TED G. JELEN is Professor of Political Science at the University of Nevada at Las Vegas. His main research interests are in the political mobilization of religious belief, the politics of abortion, and public attitudes toward feminist issues. His work has appeared in a number of scholarly journals and books.
Table of Contents
The Meaning and Measurement of Evangelicalism: Problems and Prospects by Lyman A. Kellstedt
Identifying Evangelical Respondents: An Analysis of Born Again and Bible Questions Used across Different Surveys by Corwin Smidt
Toward a Mental Measure of Religiosity in Research on Religion and Politics by David C. Leege
Religion and Politics among the Mass Public
Fundamentalism and Economic Restructuring by Joseph B. Tamney, Ronald Burton, and Stephen D. Johnson
Knowledge and Attitudes of Catholic College Students Regarding the Creation/Evolution Controversy by Alfred R. Martin and Ted G. Jelen
Habits of the Mind? The Problem of Authority in the New Christian Right by Kenneth D. Wald, Dennis E. Owen, and Samuel S. Hill, Jr.
The Catholic Vote from 1980 to 1986: Continuity or Change? by Henry C. Kenski and William Lockwood
The New Christian Right and the Mobilization of the Evangelicals by Clyde Wilcox
The Moral Majority as a Political Reference in the 1980 and 1984 Elections by Jerry Perkins
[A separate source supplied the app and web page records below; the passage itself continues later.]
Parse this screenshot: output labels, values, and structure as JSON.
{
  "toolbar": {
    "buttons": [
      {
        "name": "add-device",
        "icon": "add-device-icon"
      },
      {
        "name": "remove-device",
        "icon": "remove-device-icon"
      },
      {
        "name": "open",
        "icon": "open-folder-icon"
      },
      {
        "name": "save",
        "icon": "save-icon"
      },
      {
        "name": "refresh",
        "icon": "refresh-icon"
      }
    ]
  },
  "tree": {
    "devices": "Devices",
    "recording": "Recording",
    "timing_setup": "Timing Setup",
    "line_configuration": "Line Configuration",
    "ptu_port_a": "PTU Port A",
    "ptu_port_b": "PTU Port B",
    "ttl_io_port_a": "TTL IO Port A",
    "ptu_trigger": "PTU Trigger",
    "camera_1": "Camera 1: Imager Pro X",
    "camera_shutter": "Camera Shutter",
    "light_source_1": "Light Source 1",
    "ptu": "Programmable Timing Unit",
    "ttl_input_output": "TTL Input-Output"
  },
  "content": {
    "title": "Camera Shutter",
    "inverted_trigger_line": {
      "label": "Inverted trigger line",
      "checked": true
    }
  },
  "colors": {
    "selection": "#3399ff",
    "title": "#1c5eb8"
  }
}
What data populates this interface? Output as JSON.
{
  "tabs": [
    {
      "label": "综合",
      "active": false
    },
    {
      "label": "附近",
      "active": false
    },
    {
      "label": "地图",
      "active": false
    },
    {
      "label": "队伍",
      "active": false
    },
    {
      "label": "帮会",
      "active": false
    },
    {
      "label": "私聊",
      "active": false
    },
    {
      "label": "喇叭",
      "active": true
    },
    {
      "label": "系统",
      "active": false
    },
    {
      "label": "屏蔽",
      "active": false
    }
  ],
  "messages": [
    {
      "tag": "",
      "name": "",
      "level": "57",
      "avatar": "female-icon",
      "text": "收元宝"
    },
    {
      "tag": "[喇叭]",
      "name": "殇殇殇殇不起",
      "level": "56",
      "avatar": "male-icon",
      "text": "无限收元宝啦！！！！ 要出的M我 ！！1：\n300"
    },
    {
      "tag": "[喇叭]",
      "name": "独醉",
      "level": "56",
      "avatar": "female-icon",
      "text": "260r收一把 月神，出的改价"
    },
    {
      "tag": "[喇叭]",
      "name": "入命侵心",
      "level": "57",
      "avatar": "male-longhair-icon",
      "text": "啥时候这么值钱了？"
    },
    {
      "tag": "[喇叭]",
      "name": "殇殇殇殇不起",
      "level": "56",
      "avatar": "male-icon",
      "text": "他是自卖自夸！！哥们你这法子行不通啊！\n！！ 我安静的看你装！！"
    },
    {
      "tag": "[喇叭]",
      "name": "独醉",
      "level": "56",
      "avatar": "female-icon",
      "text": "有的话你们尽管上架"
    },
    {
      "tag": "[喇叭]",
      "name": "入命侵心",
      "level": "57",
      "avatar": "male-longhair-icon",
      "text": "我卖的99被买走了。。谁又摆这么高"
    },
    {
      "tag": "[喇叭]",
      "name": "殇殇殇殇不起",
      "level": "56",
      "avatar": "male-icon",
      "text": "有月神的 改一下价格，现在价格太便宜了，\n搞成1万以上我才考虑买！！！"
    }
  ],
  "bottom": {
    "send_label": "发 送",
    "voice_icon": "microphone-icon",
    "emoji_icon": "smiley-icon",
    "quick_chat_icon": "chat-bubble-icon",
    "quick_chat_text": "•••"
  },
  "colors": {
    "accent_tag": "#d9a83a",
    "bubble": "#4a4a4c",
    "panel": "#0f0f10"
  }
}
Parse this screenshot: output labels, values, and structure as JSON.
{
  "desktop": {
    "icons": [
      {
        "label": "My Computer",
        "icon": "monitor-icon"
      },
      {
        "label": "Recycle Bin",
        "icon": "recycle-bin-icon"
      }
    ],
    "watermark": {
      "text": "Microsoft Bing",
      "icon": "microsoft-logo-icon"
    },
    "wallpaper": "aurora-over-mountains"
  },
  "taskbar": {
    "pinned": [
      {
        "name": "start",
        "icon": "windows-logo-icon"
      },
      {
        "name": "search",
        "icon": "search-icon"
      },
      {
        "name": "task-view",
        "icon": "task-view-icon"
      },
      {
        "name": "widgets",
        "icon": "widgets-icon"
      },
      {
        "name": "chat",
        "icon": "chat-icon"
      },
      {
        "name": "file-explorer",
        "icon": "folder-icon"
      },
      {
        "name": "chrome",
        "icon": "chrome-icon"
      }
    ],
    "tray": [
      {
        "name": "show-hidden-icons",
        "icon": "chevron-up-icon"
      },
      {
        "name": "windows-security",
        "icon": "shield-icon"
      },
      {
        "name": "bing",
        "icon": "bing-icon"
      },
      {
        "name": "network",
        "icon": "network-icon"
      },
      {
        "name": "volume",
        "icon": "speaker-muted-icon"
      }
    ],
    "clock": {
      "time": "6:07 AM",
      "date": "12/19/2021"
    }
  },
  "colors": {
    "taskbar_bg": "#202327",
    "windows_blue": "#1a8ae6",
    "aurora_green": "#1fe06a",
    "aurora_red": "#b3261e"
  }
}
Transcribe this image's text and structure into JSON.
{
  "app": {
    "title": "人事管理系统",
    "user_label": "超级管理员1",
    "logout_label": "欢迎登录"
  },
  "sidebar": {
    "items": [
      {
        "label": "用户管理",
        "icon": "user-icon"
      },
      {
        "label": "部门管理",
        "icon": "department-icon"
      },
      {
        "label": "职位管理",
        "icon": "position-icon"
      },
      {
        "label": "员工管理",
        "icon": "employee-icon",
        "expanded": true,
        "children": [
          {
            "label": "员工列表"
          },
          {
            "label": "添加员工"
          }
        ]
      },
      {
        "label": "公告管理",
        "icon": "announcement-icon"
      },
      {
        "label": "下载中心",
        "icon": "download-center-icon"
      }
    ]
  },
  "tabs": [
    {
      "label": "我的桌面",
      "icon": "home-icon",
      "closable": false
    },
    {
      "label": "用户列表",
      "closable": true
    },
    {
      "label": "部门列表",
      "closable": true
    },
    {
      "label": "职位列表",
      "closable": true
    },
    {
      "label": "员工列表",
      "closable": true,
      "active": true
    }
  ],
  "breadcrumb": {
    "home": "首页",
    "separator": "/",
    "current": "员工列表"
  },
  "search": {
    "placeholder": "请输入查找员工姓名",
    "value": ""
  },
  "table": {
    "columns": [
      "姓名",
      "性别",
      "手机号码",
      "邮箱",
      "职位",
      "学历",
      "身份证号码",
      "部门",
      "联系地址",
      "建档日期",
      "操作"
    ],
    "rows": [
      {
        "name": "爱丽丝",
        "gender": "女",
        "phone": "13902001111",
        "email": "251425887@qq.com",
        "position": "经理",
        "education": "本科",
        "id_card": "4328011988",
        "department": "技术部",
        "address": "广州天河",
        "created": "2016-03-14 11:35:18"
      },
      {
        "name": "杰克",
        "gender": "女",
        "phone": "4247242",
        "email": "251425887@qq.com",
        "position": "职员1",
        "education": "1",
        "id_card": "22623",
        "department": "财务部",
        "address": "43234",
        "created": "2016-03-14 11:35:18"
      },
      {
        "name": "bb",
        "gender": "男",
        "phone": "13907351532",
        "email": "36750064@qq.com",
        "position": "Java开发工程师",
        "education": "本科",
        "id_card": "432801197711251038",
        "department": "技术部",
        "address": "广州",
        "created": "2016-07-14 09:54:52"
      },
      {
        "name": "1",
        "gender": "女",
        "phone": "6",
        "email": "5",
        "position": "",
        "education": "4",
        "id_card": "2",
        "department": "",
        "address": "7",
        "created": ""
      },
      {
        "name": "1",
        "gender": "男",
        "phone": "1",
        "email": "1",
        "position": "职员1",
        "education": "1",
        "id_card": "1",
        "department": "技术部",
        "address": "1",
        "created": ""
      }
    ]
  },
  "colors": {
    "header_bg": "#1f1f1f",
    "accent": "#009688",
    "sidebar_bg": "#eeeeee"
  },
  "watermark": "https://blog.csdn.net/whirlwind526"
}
Coalition Strategies of Religious Interest Groups by Robert Zwier
The Politics of Armageddon: Dispensationalism among Southern Baptist Ministers by Helen Lee Turner and James L. Guth
The Dance of Legislation: Church Style by Mary T. Hanna
God and the GOP: Religion among Republican Activists by James L. Guth and John C. Green
Politics and the Ecangelical Press: 1960 to 1985 by J. David Fairbanks
Faith and Access: Religious Constituencies and the Washington Elites by Allen D. Hertzke